What the exercise asks —
Locate the string "title" in the listing below. Copy every line where it is found.

Entries supplied —
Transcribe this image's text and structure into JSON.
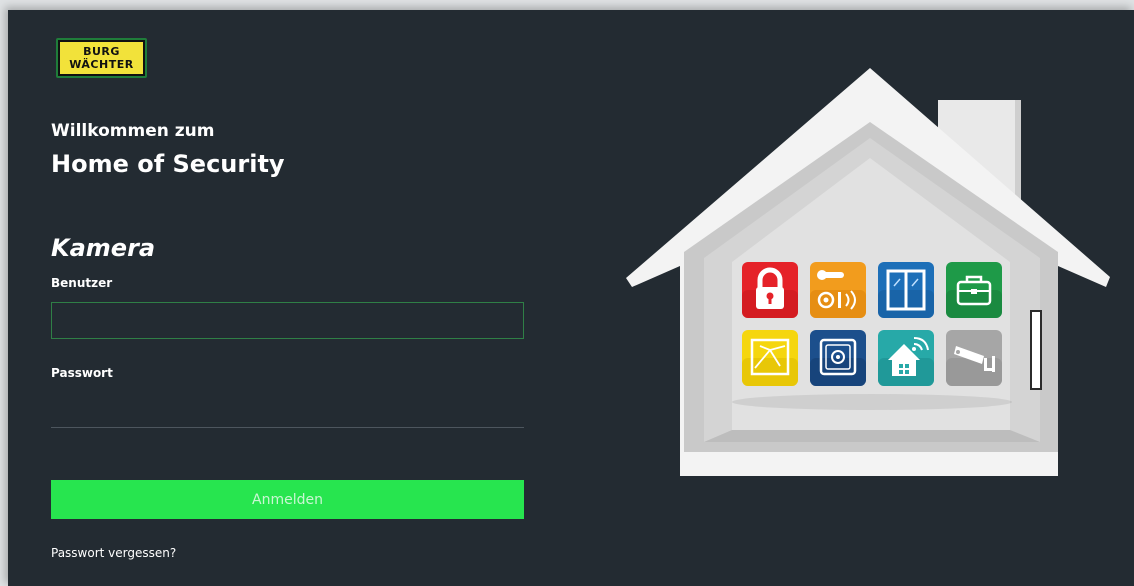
{
  "brand": {
    "logo_line1": "BURG",
    "logo_line2": "WÄCHTER",
    "logo_bg": "#f2e23a",
    "logo_frame": "#1f7d3a"
  },
  "welcome": {
    "line1": "Willkommen zum",
    "line2": "Home of Security"
  },
  "login": {
    "title": "Kamera",
    "user_label": "Benutzer",
    "user_value": "",
    "password_label": "Passwort",
    "password_value": "",
    "submit_label": "Anmelden",
    "forgot_label": "Passwort vergessen?"
  },
  "colors": {
    "background": "#232b32",
    "accent_green": "#27e54f",
    "input_border": "#2f7f46"
  },
  "illustration": {
    "tiles": [
      {
        "icon": "padlock-icon",
        "color": "#e52229"
      },
      {
        "icon": "door-handle-icon",
        "color": "#f29c1d"
      },
      {
        "icon": "window-icon",
        "color": "#1d6fb8"
      },
      {
        "icon": "toolbox-icon",
        "color": "#1e9a48"
      },
      {
        "icon": "motion-sensor-icon",
        "color": "#f5d60f"
      },
      {
        "icon": "safe-icon",
        "color": "#1c4f8c"
      },
      {
        "icon": "smart-home-icon",
        "color": "#27a9a8"
      },
      {
        "icon": "security-camera-icon",
        "color": "#a6a6a6"
      }
    ]
  }
}
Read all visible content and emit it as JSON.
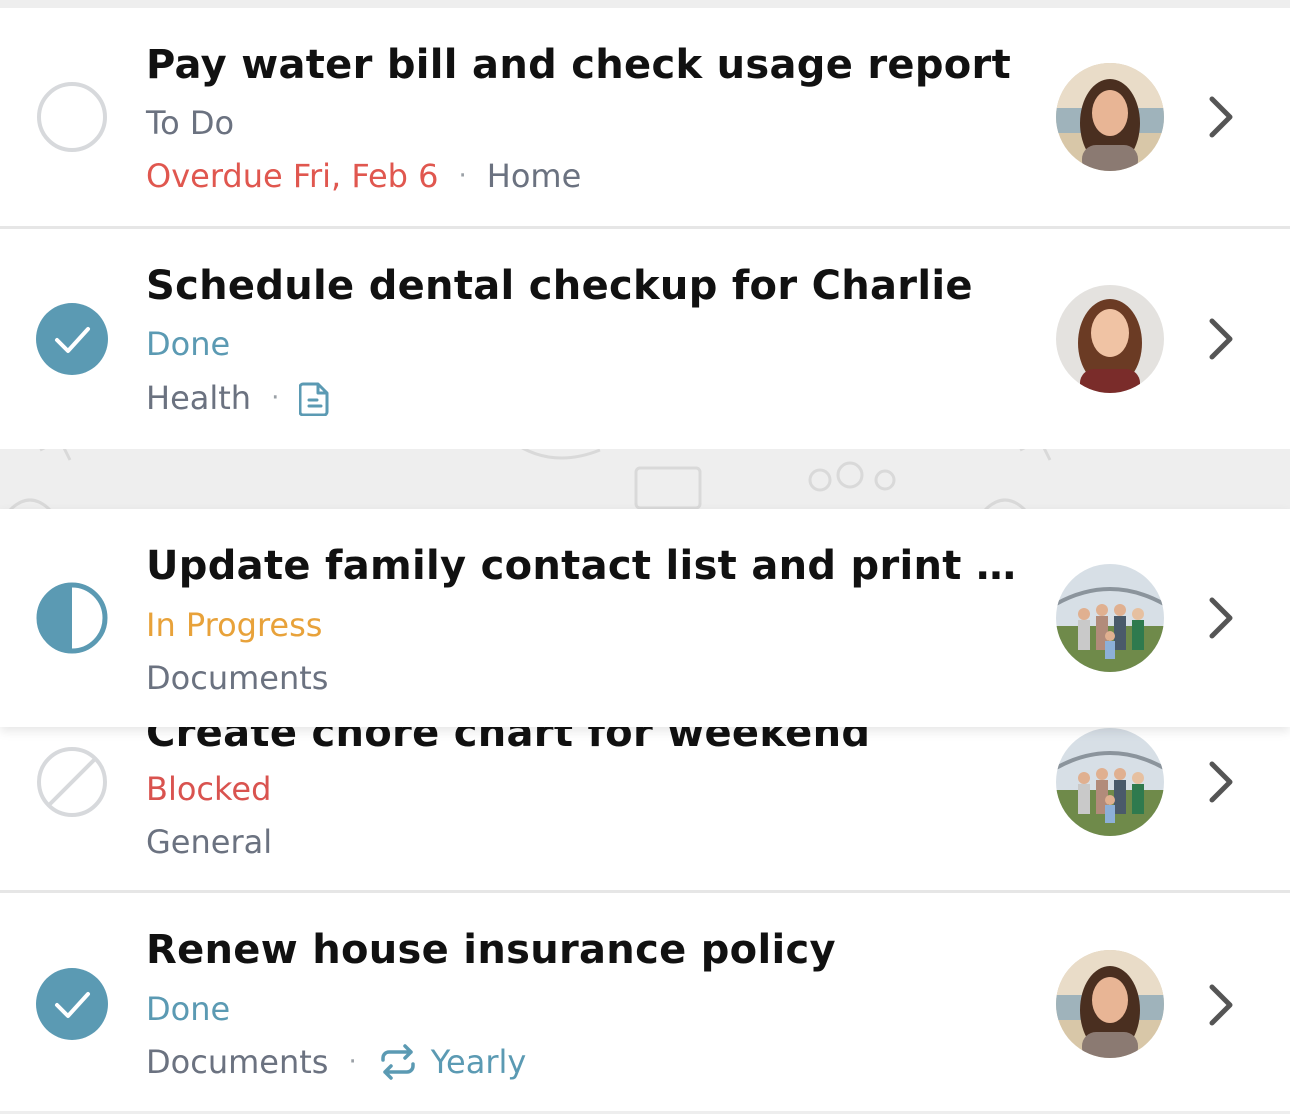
{
  "tasks": [
    {
      "title": "Pay water bill and check usage report",
      "status": "To Do",
      "due": "Overdue Fri, Feb 6",
      "category": "Home",
      "status_icon": "empty-circle-icon",
      "avatar": "woman-beach-avatar"
    },
    {
      "title": "Schedule dental checkup for Charlie",
      "status": "Done",
      "category": "Health",
      "status_icon": "check-circle-icon",
      "extra_icon": "document-icon",
      "avatar": "girl-avatar"
    },
    {
      "title": "Update family contact list and print c...",
      "status": "In Progress",
      "category": "Documents",
      "status_icon": "half-circle-icon",
      "avatar": "family-group-avatar"
    },
    {
      "title": "Create chore chart for weekend",
      "status": "Blocked",
      "category": "General",
      "status_icon": "blocked-circle-icon",
      "avatar": "family-group-avatar"
    },
    {
      "title": "Renew house insurance policy",
      "status": "Done",
      "category": "Documents",
      "repeat": "Yearly",
      "status_icon": "check-circle-icon",
      "extra_icon": "repeat-icon",
      "avatar": "woman-beach-avatar"
    }
  ],
  "separator": "·",
  "colors": {
    "done": "#5b9ab3",
    "overdue": "#e0574f",
    "in_progress": "#e8a23a",
    "blocked": "#d9534f",
    "muted": "#6b7280"
  }
}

Task answer —
    "title": "Kamera",
      "title": "Pay water bill and check usage report",
      "title": "Schedule dental checkup for Charlie",
      "title": "Update family contact list and print c...",
      "title": "Create chore chart for weekend",
      "title": "Renew house insurance policy",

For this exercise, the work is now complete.